§ **Task description**
Show me every line in the listing that has the word "Function".

━━━ Source data

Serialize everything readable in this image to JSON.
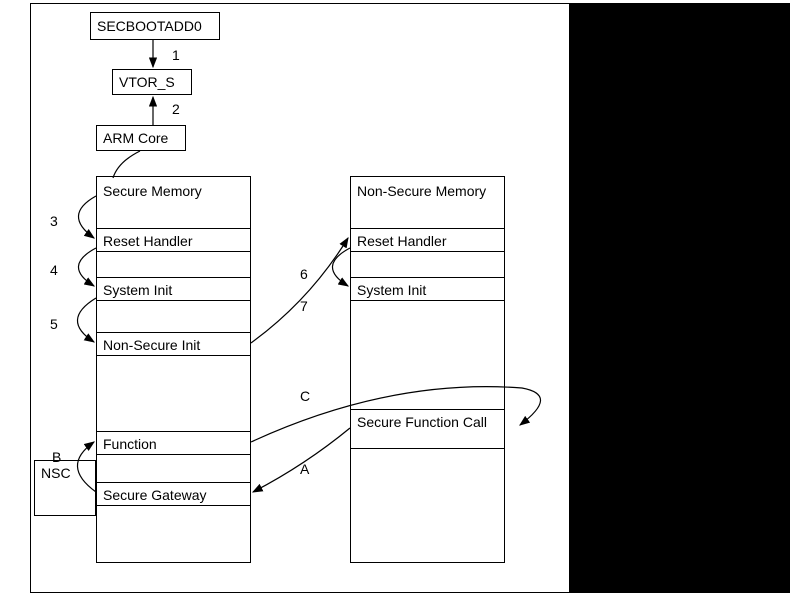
{
  "top": {
    "secbootadd0": "SECBOOTADD0",
    "vtor_s": "VTOR_S",
    "arm_core": "ARM Core"
  },
  "steps": {
    "s1": "1",
    "s2": "2",
    "s3": "3",
    "s4": "4",
    "s5": "5",
    "s6": "6",
    "s7": "7",
    "sA": "A",
    "sB": "B",
    "sC": "C"
  },
  "secure_mem": {
    "header": "Secure Memory",
    "reset_handler": "Reset Handler",
    "system_init": "System Init",
    "non_secure_init": "Non-Secure Init",
    "function": "Function",
    "secure_gateway": "Secure Gateway"
  },
  "nonsecure_mem": {
    "header": "Non-Secure Memory",
    "reset_handler": "Reset Handler",
    "system_init": "System Init",
    "secure_function_call": "Secure Function Call"
  },
  "nsc": "NSC"
}
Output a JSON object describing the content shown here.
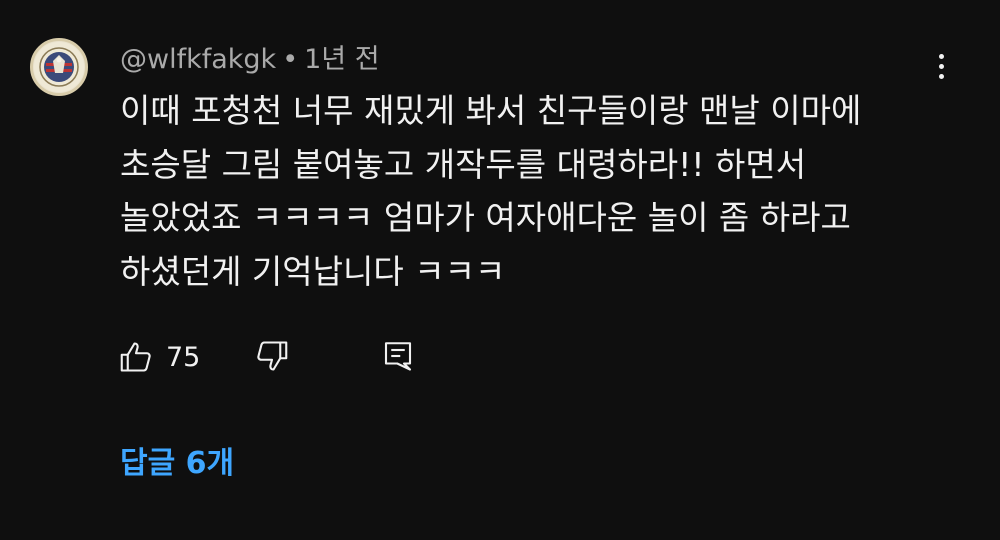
{
  "comment": {
    "author": "@wlfkfakgk",
    "separator": "•",
    "time": "1년 전",
    "lines": [
      "이때 포청천 너무 재밌게 봐서 친구들이랑 맨날 이마에",
      "초승달 그림 붙여놓고 개작두를 대령하라!! 하면서",
      "놀았었죠 ㅋㅋㅋㅋ 엄마가 여자애다운 놀이 좀 하라고",
      "하셨던게 기억납니다 ㅋㅋㅋ"
    ]
  },
  "actions": {
    "like_count": "75",
    "like_icon": "thumbs-up-icon",
    "dislike_icon": "thumbs-down-icon",
    "reply_icon": "reply-comment-icon"
  },
  "more_icon": "more-vertical-icon",
  "replies": {
    "label": "답글 6개"
  },
  "colors": {
    "background": "#0f0f0f",
    "text": "#f1f1f1",
    "secondary_text": "#aaaaaa",
    "link": "#3ea6ff"
  }
}
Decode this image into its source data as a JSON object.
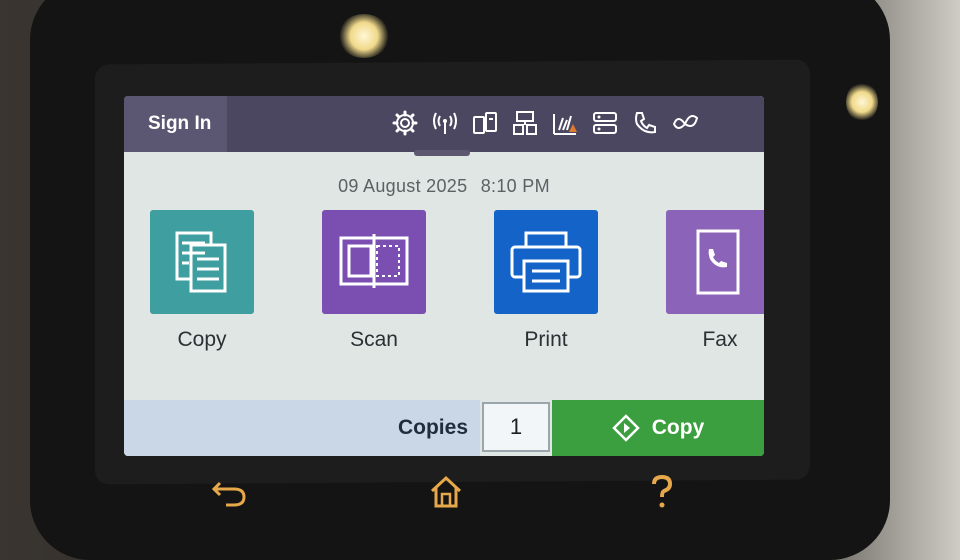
{
  "header": {
    "sign_in_label": "Sign In",
    "status_icons": [
      "gear-icon",
      "wireless-icon",
      "wifi-direct-icon",
      "network-icon",
      "ink-levels-icon",
      "eprint-icon",
      "fax-status-icon",
      "eco-icon"
    ],
    "ink_warning_color": "#e07a2c"
  },
  "datetime": {
    "date": "09 August 2025",
    "time": "8:10 PM"
  },
  "apps": [
    {
      "label": "Copy",
      "icon": "copy-icon",
      "color": "#3f9e9f"
    },
    {
      "label": "Scan",
      "icon": "scan-icon",
      "color": "#7a4fb1"
    },
    {
      "label": "Print",
      "icon": "print-icon",
      "color": "#1463c9"
    },
    {
      "label": "Fax",
      "icon": "fax-icon",
      "color": "#8b63b8"
    }
  ],
  "bottom_bar": {
    "copies_label": "Copies",
    "copies_value": "1",
    "copy_button_label": "Copy",
    "copy_button_color": "#3b9f3f"
  },
  "hardware_buttons": [
    "back-icon",
    "home-icon",
    "help-icon"
  ]
}
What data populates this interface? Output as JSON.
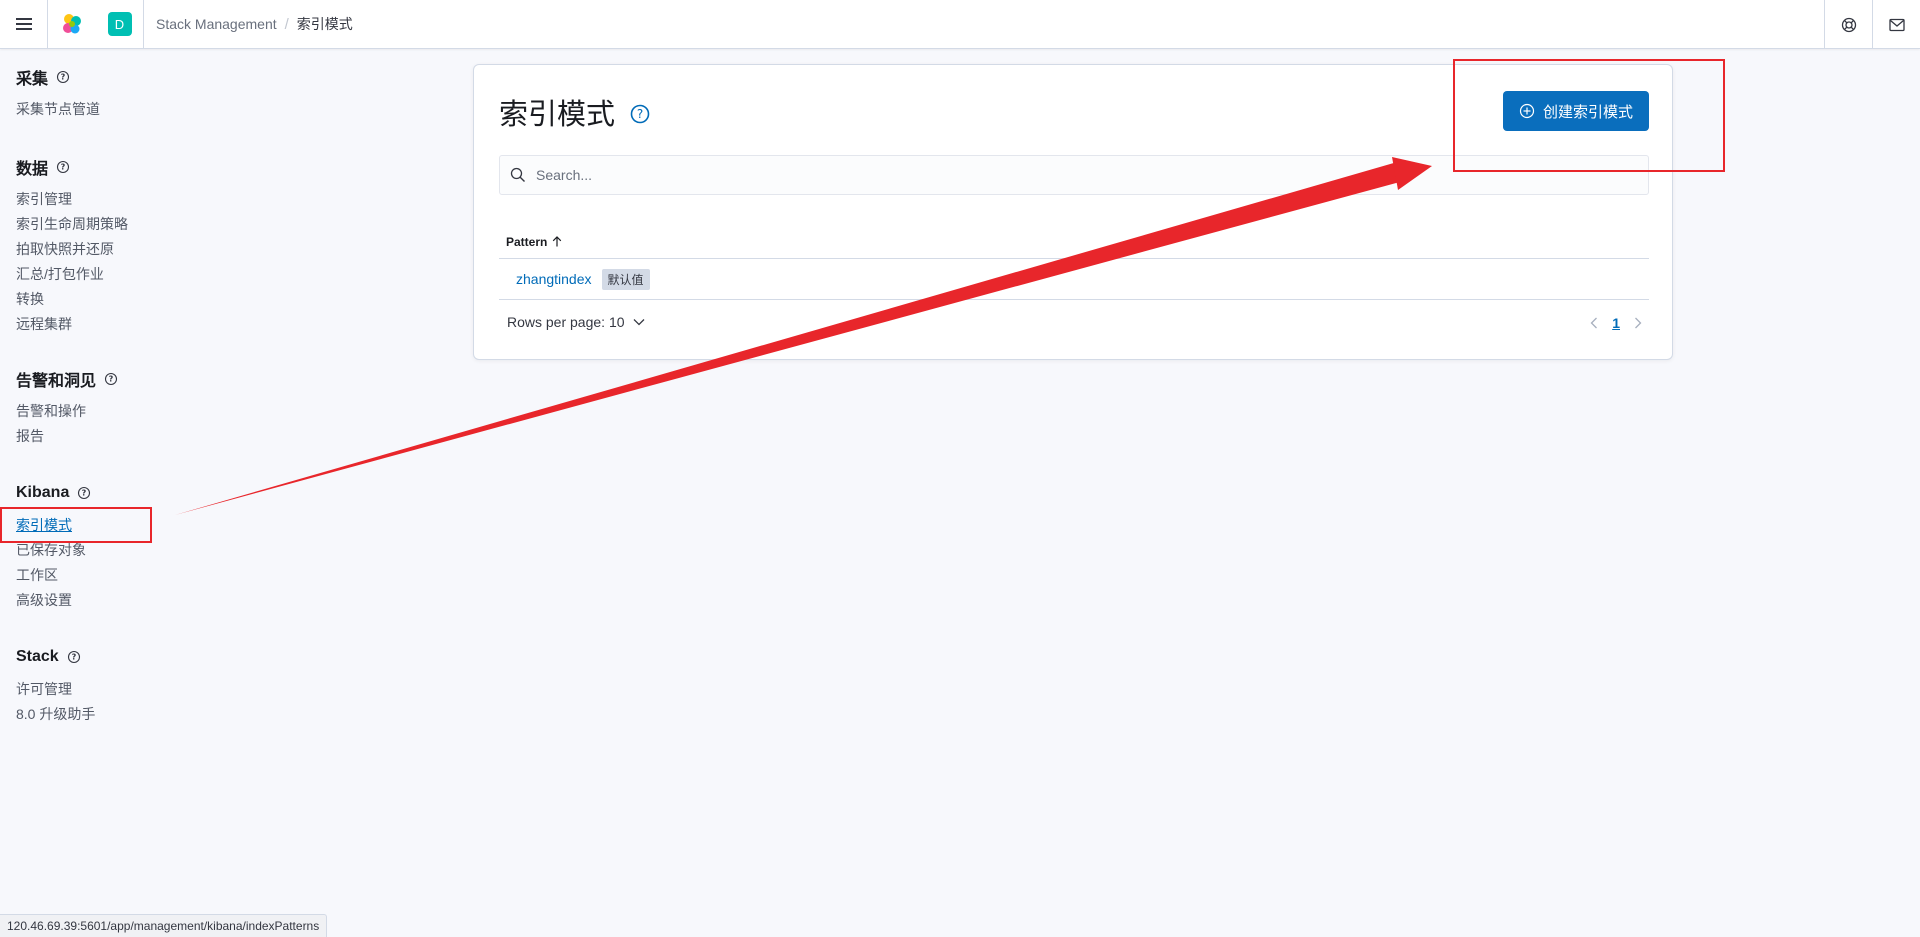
{
  "header": {
    "space_initial": "D",
    "breadcrumb_root": "Stack Management",
    "breadcrumb_separator": "/",
    "breadcrumb_current": "索引模式"
  },
  "sidebar": {
    "groups": [
      {
        "title": "采集",
        "items": [
          "采集节点管道"
        ]
      },
      {
        "title": "数据",
        "items": [
          "索引管理",
          "索引生命周期策略",
          "拍取快照并还原",
          "汇总/打包作业",
          "转换",
          "远程集群"
        ]
      },
      {
        "title": "告警和洞见",
        "items": [
          "告警和操作",
          "报告"
        ]
      },
      {
        "title": "Kibana",
        "items": [
          "索引模式",
          "已保存对象",
          "工作区",
          "高级设置"
        ]
      },
      {
        "title": "Stack",
        "items": [
          "许可管理",
          "8.0 升级助手"
        ]
      }
    ],
    "active_item": "索引模式"
  },
  "main": {
    "title": "索引模式",
    "create_button_label": "创建索引模式",
    "search_placeholder": "Search...",
    "table": {
      "column_header": "Pattern",
      "rows": [
        {
          "pattern": "zhangtindex",
          "badge": "默认值"
        }
      ]
    },
    "rows_per_page_label": "Rows per page: 10",
    "current_page": "1"
  },
  "status_bar": {
    "url": "120.46.69.39:5601/app/management/kibana/indexPatterns"
  },
  "colors": {
    "primary": "#0a6ebd",
    "link": "#006bb8",
    "annotation": "#e8262b",
    "space_avatar": "#00bfb3"
  }
}
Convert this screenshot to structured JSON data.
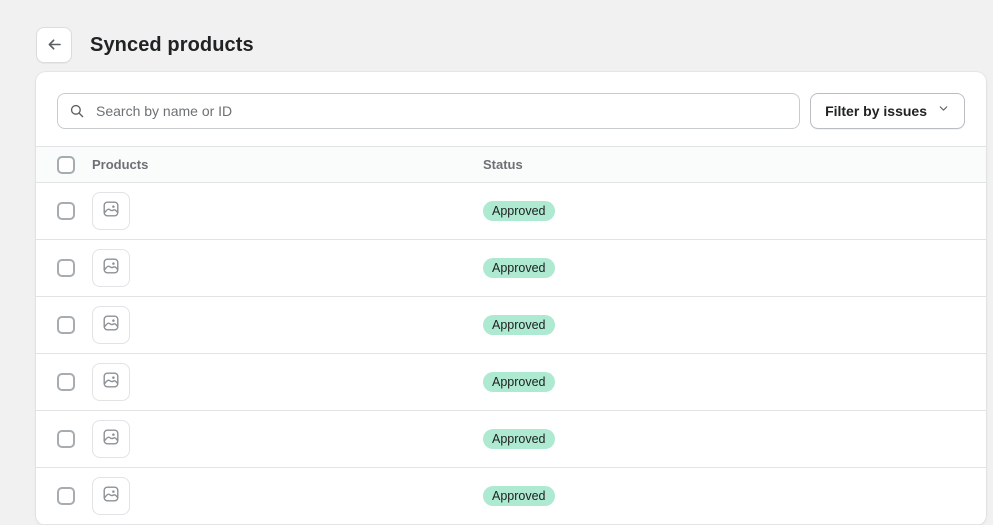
{
  "header": {
    "back_icon": "arrow-left-icon",
    "title": "Synced products"
  },
  "toolbar": {
    "search": {
      "icon": "search-icon",
      "placeholder": "Search by name or ID",
      "value": ""
    },
    "filter": {
      "label": "Filter by issues",
      "icon": "chevron-down-icon"
    }
  },
  "table": {
    "columns": {
      "products": "Products",
      "status": "Status"
    },
    "select_all_checked": false,
    "rows": [
      {
        "selected": false,
        "thumbnail_icon": "image-placeholder-icon",
        "name": "",
        "status": "Approved"
      },
      {
        "selected": false,
        "thumbnail_icon": "image-placeholder-icon",
        "name": "",
        "status": "Approved"
      },
      {
        "selected": false,
        "thumbnail_icon": "image-placeholder-icon",
        "name": "",
        "status": "Approved"
      },
      {
        "selected": false,
        "thumbnail_icon": "image-placeholder-icon",
        "name": "",
        "status": "Approved"
      },
      {
        "selected": false,
        "thumbnail_icon": "image-placeholder-icon",
        "name": "",
        "status": "Approved"
      },
      {
        "selected": false,
        "thumbnail_icon": "image-placeholder-icon",
        "name": "",
        "status": "Approved"
      }
    ]
  },
  "colors": {
    "page_background": "#f1f1f1",
    "card_background": "#ffffff",
    "badge_approved_bg": "#aee9d1",
    "text_primary": "#202223",
    "text_subdued": "#6d7175",
    "border": "#e1e3e5"
  }
}
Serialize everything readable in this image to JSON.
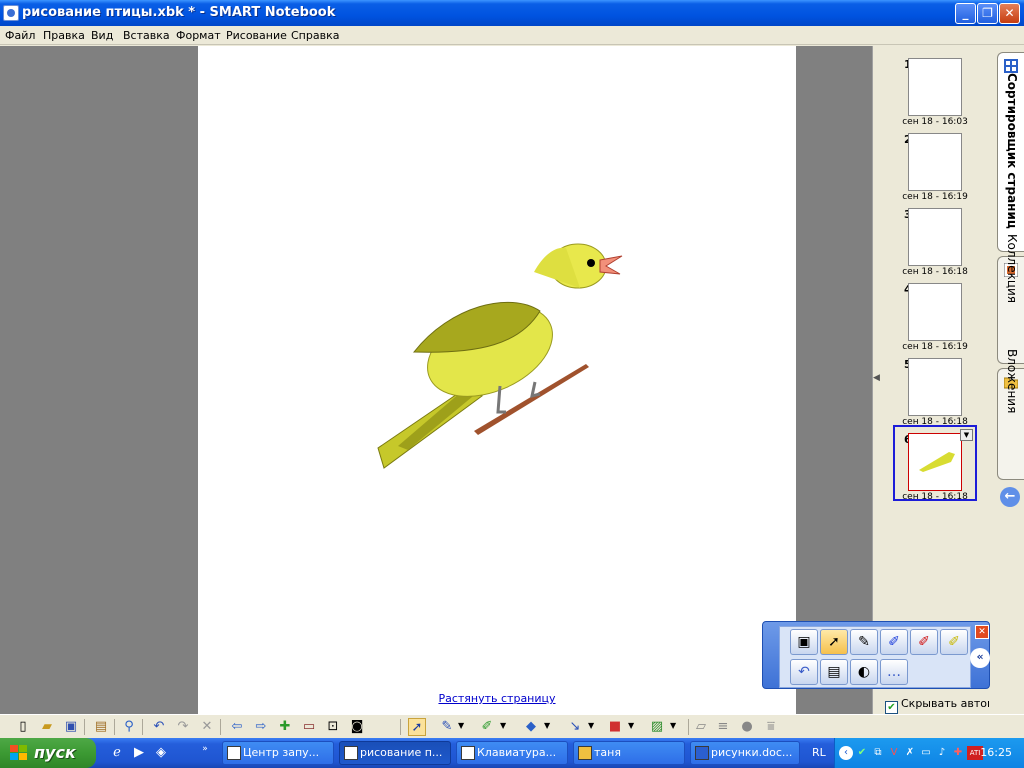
{
  "window": {
    "title": "рисование птицы.xbk * - SMART Notebook"
  },
  "menu": [
    "Файл",
    "Правка",
    "Вид",
    "Вставка",
    "Формат",
    "Рисование",
    "Справка"
  ],
  "page": {
    "stretch_link": "Растянуть страницу"
  },
  "sidebar": {
    "tabs": {
      "sorter": "Сортировщик страниц",
      "gallery": "Коллекция",
      "attachments": "Вложения"
    },
    "thumbnails": [
      {
        "num": "1",
        "time": "сен 18 - 16:03"
      },
      {
        "num": "2",
        "time": "сен 18 - 16:19"
      },
      {
        "num": "3",
        "time": "сен 18 - 16:18"
      },
      {
        "num": "4",
        "time": "сен 18 - 16:19"
      },
      {
        "num": "5",
        "time": "сен 18 - 16:18"
      },
      {
        "num": "6",
        "time": "сен 18 - 16:18"
      }
    ],
    "autohide_label": "Скрывать автома",
    "autohide_checked": true
  },
  "floating_tools": [
    "screen-capture-icon",
    "select-icon",
    "magic-pen-icon",
    "blue-pen-icon",
    "red-pen-icon",
    "highlighter-icon",
    "undo-icon",
    "eraser-icon",
    "mouse-icon",
    "more-tools-icon"
  ],
  "taskbar": {
    "start_label": "пуск",
    "tasks": [
      "Центр запу...",
      "рисование п...",
      "Клавиатура...",
      "таня",
      "рисунки.doc..."
    ],
    "language": "RL",
    "clock": "16:25"
  },
  "colors": {
    "title_bar": "#0053e0",
    "taskbar": "#245edb",
    "start_button": "#3c9a33",
    "workspace": "#808080",
    "selected_thumb_border": "#1c1cd8",
    "bird_yellow": "#dbe13a"
  }
}
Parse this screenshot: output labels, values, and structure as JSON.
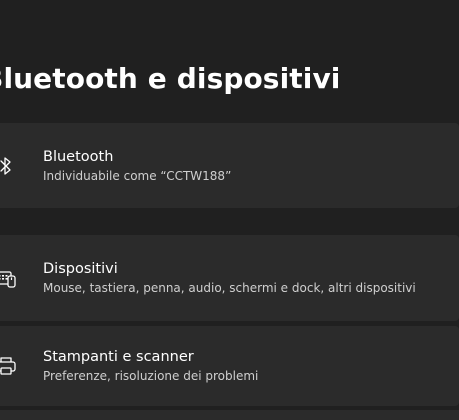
{
  "page": {
    "title": "Bluetooth e dispositivi"
  },
  "cards": {
    "bluetooth": {
      "icon": "bluetooth-icon",
      "title": "Bluetooth",
      "subtitle": "Individuabile come “CCTW188”"
    },
    "devices": {
      "icon": "devices-icon",
      "title": "Dispositivi",
      "subtitle": "Mouse, tastiera, penna, audio, schermi e dock, altri dispositivi"
    },
    "printers": {
      "icon": "printer-icon",
      "title": "Stampanti e scanner",
      "subtitle": "Preferenze, risoluzione dei problemi"
    }
  },
  "colors": {
    "background": "#202020",
    "card": "#2b2b2b",
    "text": "#ffffff",
    "subtext": "#cfcfcf"
  }
}
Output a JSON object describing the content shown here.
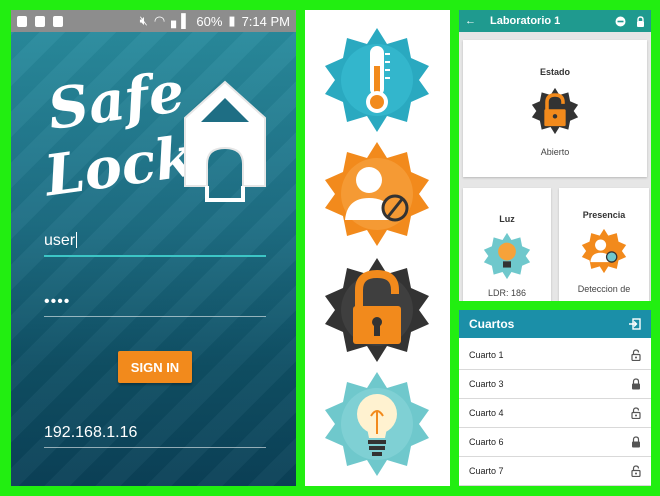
{
  "login": {
    "status": {
      "battery": "60%",
      "time": "7:14 PM"
    },
    "logo_line1": "Safe",
    "logo_line2": "Lock",
    "username": "user",
    "password_mask": "••••",
    "signin_label": "SIGN IN",
    "server_ip": "192.168.1.16",
    "colors": {
      "accent": "#f28a1c",
      "underline": "#3cc6c6"
    }
  },
  "icons": [
    {
      "name": "thermometer-icon",
      "color": "#2aa9c0"
    },
    {
      "name": "presence-icon",
      "color": "#f28a1c"
    },
    {
      "name": "padlock-open-icon",
      "color": "#3a3a3a"
    },
    {
      "name": "lightbulb-icon",
      "color": "#6fc8cc"
    }
  ],
  "lab": {
    "title": "Laboratorio 1",
    "estado": {
      "heading": "Estado",
      "value": "Abierto"
    },
    "luz": {
      "heading": "Luz",
      "value": "LDR: 186"
    },
    "presencia": {
      "heading": "Presencia",
      "value": "Deteccion de"
    },
    "colors": {
      "appbar": "#1f9a8f"
    }
  },
  "rooms": {
    "title": "Cuartos",
    "items": [
      {
        "label": "Cuarto 1",
        "locked": false
      },
      {
        "label": "Cuarto 3",
        "locked": true
      },
      {
        "label": "Cuarto 4",
        "locked": false
      },
      {
        "label": "Cuarto 6",
        "locked": true
      },
      {
        "label": "Cuarto 7",
        "locked": false
      }
    ],
    "colors": {
      "bar": "#1b8fa8"
    }
  }
}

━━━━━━

§ **Reply to the exercise**
    "function": "Function",
    "secure_function_call": "Secure Function Call"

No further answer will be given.